As we prepare to launch the Freshwater Stories website on November 15th, I’m excited for the message to get out well beyond the people who already care about these issues. We need a megaphone to share the message that fresh water is urgent, there are many things that threaten our life giving water and that privatizing water right could take this future away from us. Water can bring us together. We just have to figure out how to gather the tribes, groups and constituencies and think logically about our shared future.
What words of wisdom do you have for others on how they can make a difference?
Learn about your source of water, its path, what pollutes it. Also, ask what other communities draw from the same water source. Also, ask what are your pipes made of. We want Freshwater Stories to turn knowledge into action. Each of the twelve stories includes an action to be taken. Right now, turn away from bottled water, get the right filter that is needed for safe drinking water based on what you learn about your water source and its path.
The EWG Tap Water Database is a great place to start. Learn about your water and claim what you already own. Insist day and night that water belongs to you and that it remain in public hands. Do not allow your water rights to be sold.
Are there any organizations that have been especially helpful to Freshwater Lab?
Too many to list.

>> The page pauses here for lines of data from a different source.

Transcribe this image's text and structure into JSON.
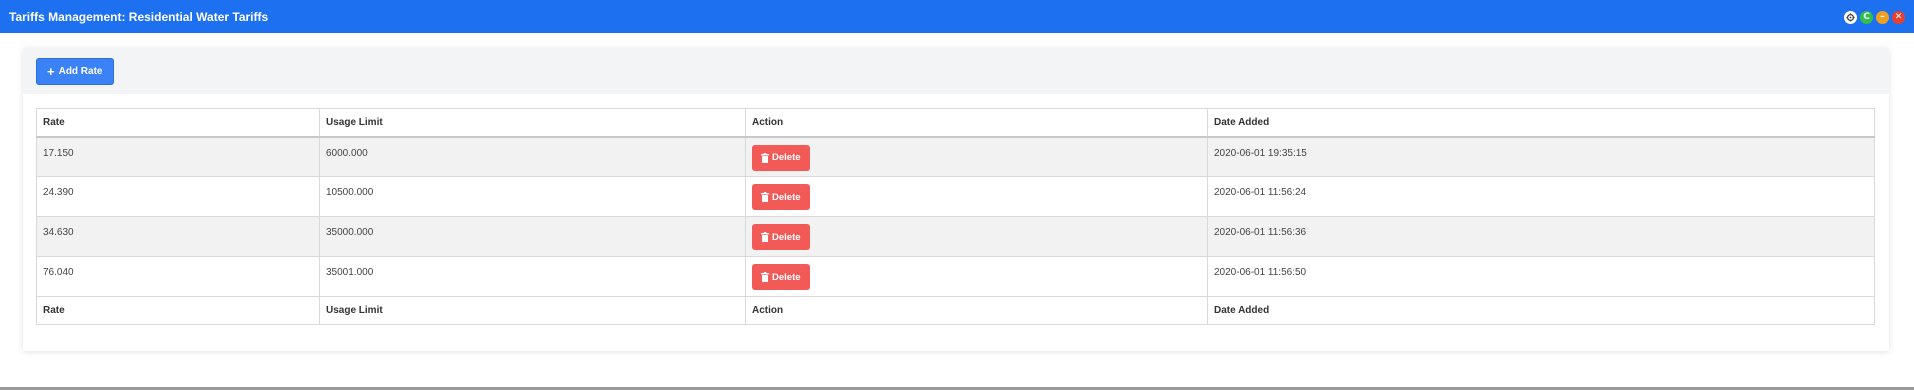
{
  "window": {
    "title": "Tariffs Management: Residential Water Tariffs",
    "controls": {
      "settings_icon": "gear-icon",
      "refresh_icon": "refresh-icon",
      "minimize_icon": "minimize-icon",
      "close_icon": "close-icon",
      "refresh_glyph": "C",
      "minimize_glyph": "–",
      "close_glyph": "✕"
    },
    "colors": {
      "titlebar": "#1d70f0"
    }
  },
  "toolbar": {
    "add_label": "Add Rate",
    "add_icon": "plus-icon"
  },
  "table": {
    "headers": [
      "Rate",
      "Usage Limit",
      "Action",
      "Date Added"
    ],
    "rows": [
      {
        "rate": "17.150",
        "usage_limit": "6000.000",
        "action": "Delete",
        "date_added": "2020-06-01 19:35:15"
      },
      {
        "rate": "24.390",
        "usage_limit": "10500.000",
        "action": "Delete",
        "date_added": "2020-06-01 11:56:24"
      },
      {
        "rate": "34.630",
        "usage_limit": "35000.000",
        "action": "Delete",
        "date_added": "2020-06-01 11:56:36"
      },
      {
        "rate": "76.040",
        "usage_limit": "35001.000",
        "action": "Delete",
        "date_added": "2020-06-01 11:56:50"
      }
    ],
    "footers": [
      "Rate",
      "Usage Limit",
      "Action",
      "Date Added"
    ],
    "delete_icon": "trash-icon",
    "colors": {
      "delete_button": "#f25a58",
      "add_button": "#3b82f6"
    }
  }
}
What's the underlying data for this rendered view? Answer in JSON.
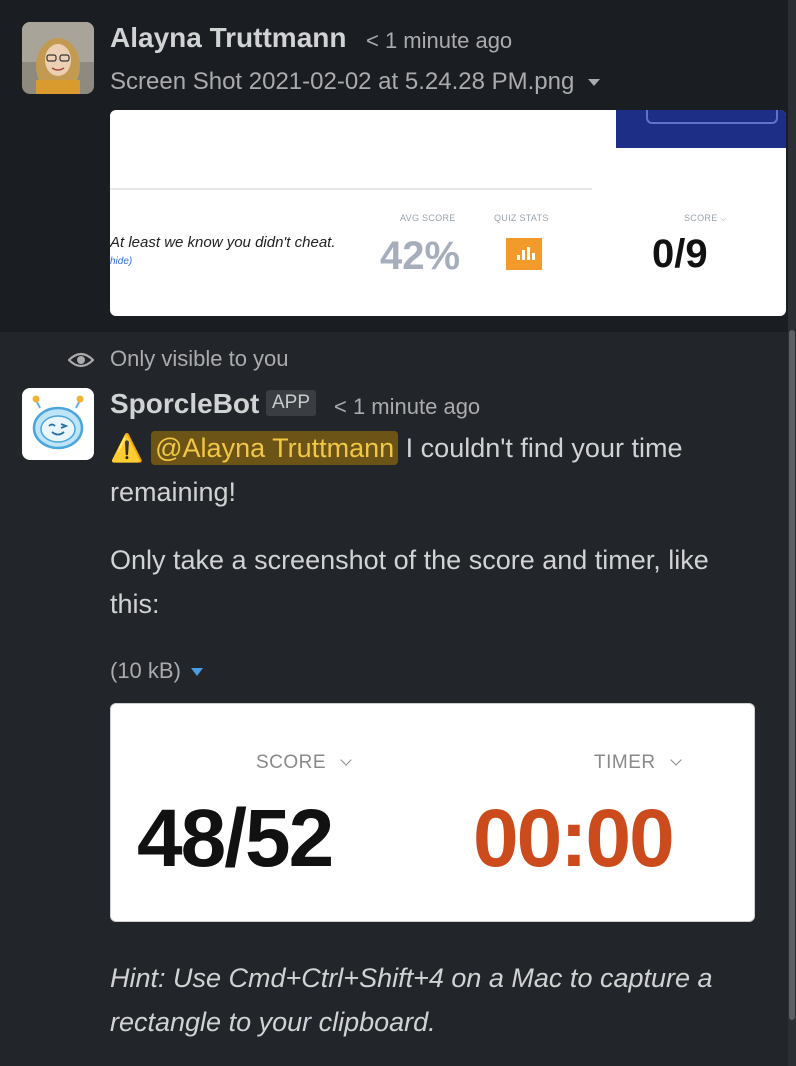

To name a few, the International Joint Commission, Alliance for the Great Lakes, Little Village Environmental Justice Organization, the Great Lakes and Saint Lawrence Cities Initiatives, the Mott Foundation, Great Lakes Law, Sacred Keepers Sustainability Lab, Faith in Place, Food and Water Watch, Great Lakes Commons, Blacks in Green, FLOW (For the Love of Water), the City of Benton Harbor, Patagonia, Goose Island and Aqua Forum.